A number of high-profile for-profit educators shut down or scaled back operations in recent years, among accusations of overcharging and under-educating students, and new rules intended to hold schools accountable.
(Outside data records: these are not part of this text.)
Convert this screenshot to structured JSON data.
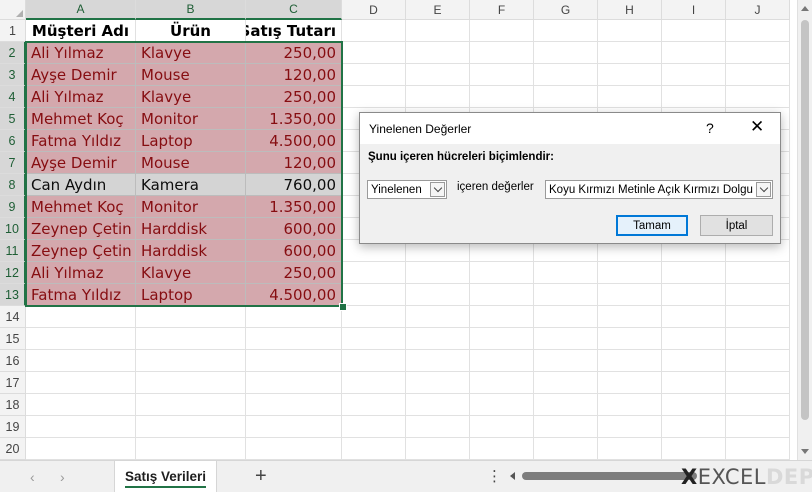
{
  "sheet": {
    "columns": [
      "A",
      "B",
      "C",
      "D",
      "E",
      "F",
      "G",
      "H",
      "I",
      "J"
    ],
    "row_numbers": [
      "1",
      "2",
      "3",
      "4",
      "5",
      "6",
      "7",
      "8",
      "9",
      "10",
      "11",
      "12",
      "13",
      "14",
      "15",
      "16",
      "17",
      "18",
      "19",
      "20"
    ],
    "header_row": [
      "Müşteri Adı",
      "Ürün",
      "Satış Tutarı"
    ],
    "rows": [
      {
        "name": "Ali Yılmaz",
        "product": "Klavye",
        "amount": "250,00",
        "duplicate": true
      },
      {
        "name": "Ayşe Demir",
        "product": "Mouse",
        "amount": "120,00",
        "duplicate": true
      },
      {
        "name": "Ali Yılmaz",
        "product": "Klavye",
        "amount": "250,00",
        "duplicate": true
      },
      {
        "name": "Mehmet Koç",
        "product": "Monitor",
        "amount": "1.350,00",
        "duplicate": true
      },
      {
        "name": "Fatma Yıldız",
        "product": "Laptop",
        "amount": "4.500,00",
        "duplicate": true
      },
      {
        "name": "Ayşe Demir",
        "product": "Mouse",
        "amount": "120,00",
        "duplicate": true
      },
      {
        "name": "Can Aydın",
        "product": "Kamera",
        "amount": "760,00",
        "duplicate": false
      },
      {
        "name": "Mehmet Koç",
        "product": "Monitor",
        "amount": "1.350,00",
        "duplicate": true
      },
      {
        "name": "Zeynep Çetin",
        "product": "Harddisk",
        "amount": "600,00",
        "duplicate": true
      },
      {
        "name": "Zeynep Çetin",
        "product": "Harddisk",
        "amount": "600,00",
        "duplicate": true
      },
      {
        "name": "Ali Yılmaz",
        "product": "Klavye",
        "amount": "250,00",
        "duplicate": true
      },
      {
        "name": "Fatma Yıldız",
        "product": "Laptop",
        "amount": "4.500,00",
        "duplicate": true
      }
    ],
    "selected_columns": [
      "A",
      "B",
      "C"
    ],
    "selected_rows": [
      "2",
      "3",
      "4",
      "5",
      "6",
      "7",
      "8",
      "9",
      "10",
      "11",
      "12",
      "13"
    ]
  },
  "dialog": {
    "title": "Yinelenen Değerler",
    "help": "?",
    "close": "✕",
    "prompt": "Şunu içeren hücreleri biçimlendir:",
    "type_value": "Yinelenen",
    "middle_text": "içeren değerler",
    "format_value": "Koyu Kırmızı Metinle Açık Kırmızı Dolgu",
    "ok_label": "Tamam",
    "cancel_label": "İptal"
  },
  "tabs": {
    "prev": "‹",
    "next": "›",
    "active_tab": "Satış Verileri",
    "add": "+",
    "more": "⋮"
  },
  "watermark": {
    "x": "X",
    "excel": "EXCEL",
    "depo": "DEPO"
  },
  "colors": {
    "dup_fill": "#ffc7ce",
    "dup_text": "#9c0006",
    "accent": "#217346"
  }
}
However, these companies’ fortunes began to turn after the election of Donald Trump and his naming of pro-industry Education Secretary Betsy DeVos. That’s why a group of 18 state attorneys general are calling on the administration to not ease up on these controversial schools.
Shortly after the election, Rep. Virginia Foxx (NC) — the new Chair of the House Education Committee (and the largest recipient of campaign contributions from both the for-profit college and student loan industries) — said that Congress would “do everything we can to roll back those rules and regulations” put in place by the previous White House.
It’s pro-business, anti-regulation sentiments like this that led the 18 attorneys general to send a letter [PDF] to DeVos and Congressional leaders, raising concerns that without current protections, for-profit colleges would see it as “open season” on students.
“As the chief consumer law enforcement agencies in our states, our offices handle thousands of complaints concerning higher education every year,” the AGs wrote in the letter, adding that their offices have worked to stop abuses by schools such as ITT Technical Institute, Corinthian Colleges, and DeVry University.
For example, just last month, New York Attorney General Eric Schneiderman’s office announced a $2.75 million settlement with DeVry University related to the company’s use of deceptive ads to recruit students.
In April 2016, Massachusetts Attorney General Maura Healey filed a lawsuit against ITT Educational Services, accusing ITT Technical Institutes of using unfair and harassing sales tactics, and misleading students about the quality of its Computer Network Systems programs, and the success of the program’s graduates in finding jobs.
The AG’s note in the letter that through their investigations and lawsuits, the Dept. of Education began to take steps to prevent these abuses by issuing new regulations and policies.
“Three of these recent steps — the Gainful Employment Rule, the policy of vigorous federal oversight of accreditors, and the Borrower Defense to Repayment Rule – are essential to protect both consumers and taxpayers from fraudulent actors in the for-profit education sector,” the letter states.
Under the Gainful Employment rules, which went into effect in June 2015, for-profit colleges are at risk of losing their federal aid should a typical graduate’s annual loan repayments exceed 20% of their discretionary income, or 8% of their total earnings.
Likewise, the Borrower Defense Rule allows student’s federal education loans to be forgiven if they can prove their college used deceptive practices to convince them to enroll.
“Our extensive experience in the higher education field, and our participation in the process of developing these recent policies and regulations, gives us unique insight into the abusive and deceptive practices of for-profit schools over the last ten years,” the letter states. “We cannot overemphasize the harm to students and taxpayers that a rollback of federal protections would cause.”
“Allowing for-profit schools unfettered access to federal student loan money without reasonable oversight and accountability is a mistake that American students and taxpayers should not be made to pay for again,” the AG’s warn.
The letter was signed by AG’s from Illinois, Connecticut, Delaware, Hawaii, Iowa, Kentucky, Maryland, Massachusetts, Minnesota, New Mexico, New York, North Carolina, Oregon, Pennsylvania, Rhode Island, Vermont, Washington, and the District of Columbia, as well as the Office of Consumer Protection of Hawaii.